Given records:

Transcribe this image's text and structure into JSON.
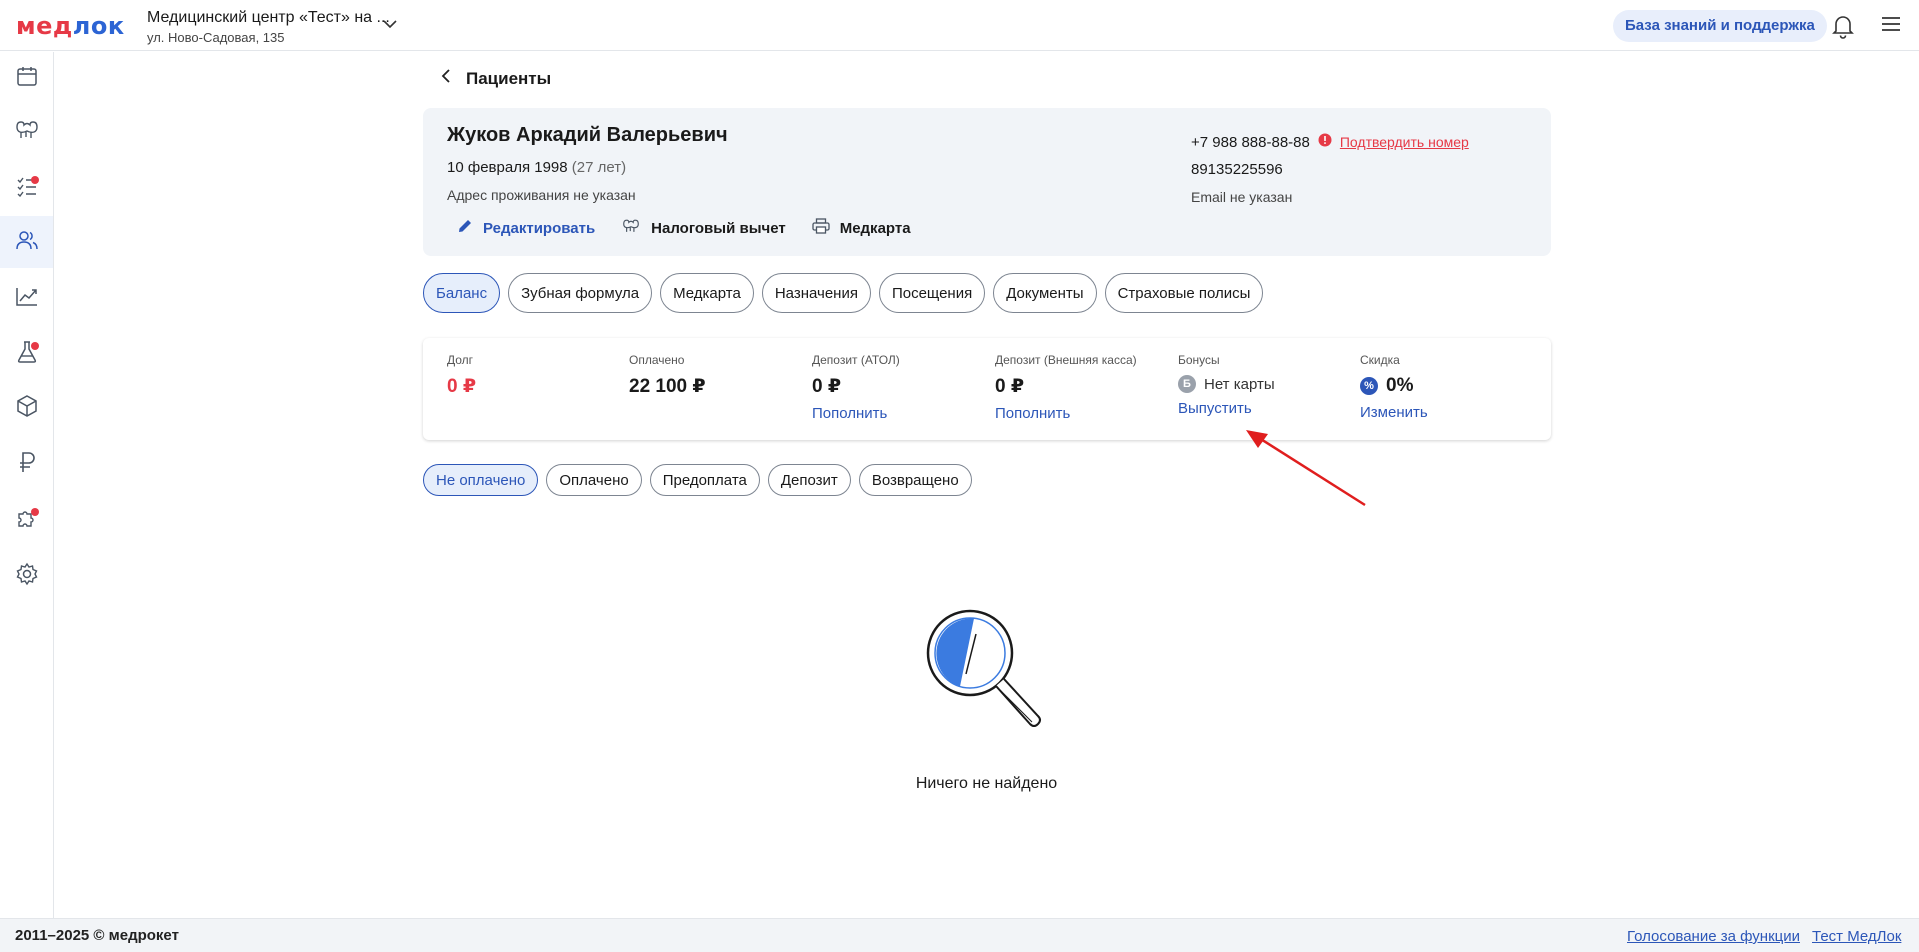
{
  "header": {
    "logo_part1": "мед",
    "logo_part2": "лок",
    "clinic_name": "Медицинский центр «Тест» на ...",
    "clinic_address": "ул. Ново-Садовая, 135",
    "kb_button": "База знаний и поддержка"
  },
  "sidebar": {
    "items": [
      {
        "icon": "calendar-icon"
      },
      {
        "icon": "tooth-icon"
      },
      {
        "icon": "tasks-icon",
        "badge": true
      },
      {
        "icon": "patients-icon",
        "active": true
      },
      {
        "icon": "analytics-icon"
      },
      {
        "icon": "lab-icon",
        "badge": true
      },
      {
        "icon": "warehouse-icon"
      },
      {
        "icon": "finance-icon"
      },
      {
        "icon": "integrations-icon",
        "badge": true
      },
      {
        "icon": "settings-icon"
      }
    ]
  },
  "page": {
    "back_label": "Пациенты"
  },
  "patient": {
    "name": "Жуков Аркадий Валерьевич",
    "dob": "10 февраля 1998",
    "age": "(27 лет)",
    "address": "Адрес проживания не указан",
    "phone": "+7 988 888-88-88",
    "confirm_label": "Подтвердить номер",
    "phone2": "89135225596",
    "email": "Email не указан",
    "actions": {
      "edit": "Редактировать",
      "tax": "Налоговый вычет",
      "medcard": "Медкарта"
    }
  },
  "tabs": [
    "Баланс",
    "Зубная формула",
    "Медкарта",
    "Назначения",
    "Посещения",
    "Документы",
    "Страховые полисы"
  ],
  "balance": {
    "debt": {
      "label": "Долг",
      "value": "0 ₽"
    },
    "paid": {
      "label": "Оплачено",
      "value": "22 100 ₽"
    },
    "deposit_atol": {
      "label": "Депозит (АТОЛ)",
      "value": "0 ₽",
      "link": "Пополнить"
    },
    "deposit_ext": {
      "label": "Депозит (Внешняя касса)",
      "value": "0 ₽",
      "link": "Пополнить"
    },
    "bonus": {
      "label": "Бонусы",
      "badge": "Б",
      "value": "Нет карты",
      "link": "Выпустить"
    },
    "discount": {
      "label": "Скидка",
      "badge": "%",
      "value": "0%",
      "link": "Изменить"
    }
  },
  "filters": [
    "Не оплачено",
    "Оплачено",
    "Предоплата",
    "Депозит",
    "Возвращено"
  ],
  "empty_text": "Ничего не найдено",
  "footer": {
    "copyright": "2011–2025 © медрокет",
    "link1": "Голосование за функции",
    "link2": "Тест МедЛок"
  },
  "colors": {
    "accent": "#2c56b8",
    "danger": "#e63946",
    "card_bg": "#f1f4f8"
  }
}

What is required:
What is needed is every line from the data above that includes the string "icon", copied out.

Solution:
        "icon": "calendar-icon"
        "icon": "tooth-icon"
        "icon": "tasks-icon",
        "icon": "patients-icon",
        "icon": "analytics-icon"
        "icon": "lab-icon",
        "icon": "warehouse-icon"
        "icon": "finance-icon"
        "icon": "integrations-icon",
        "icon": "settings-icon"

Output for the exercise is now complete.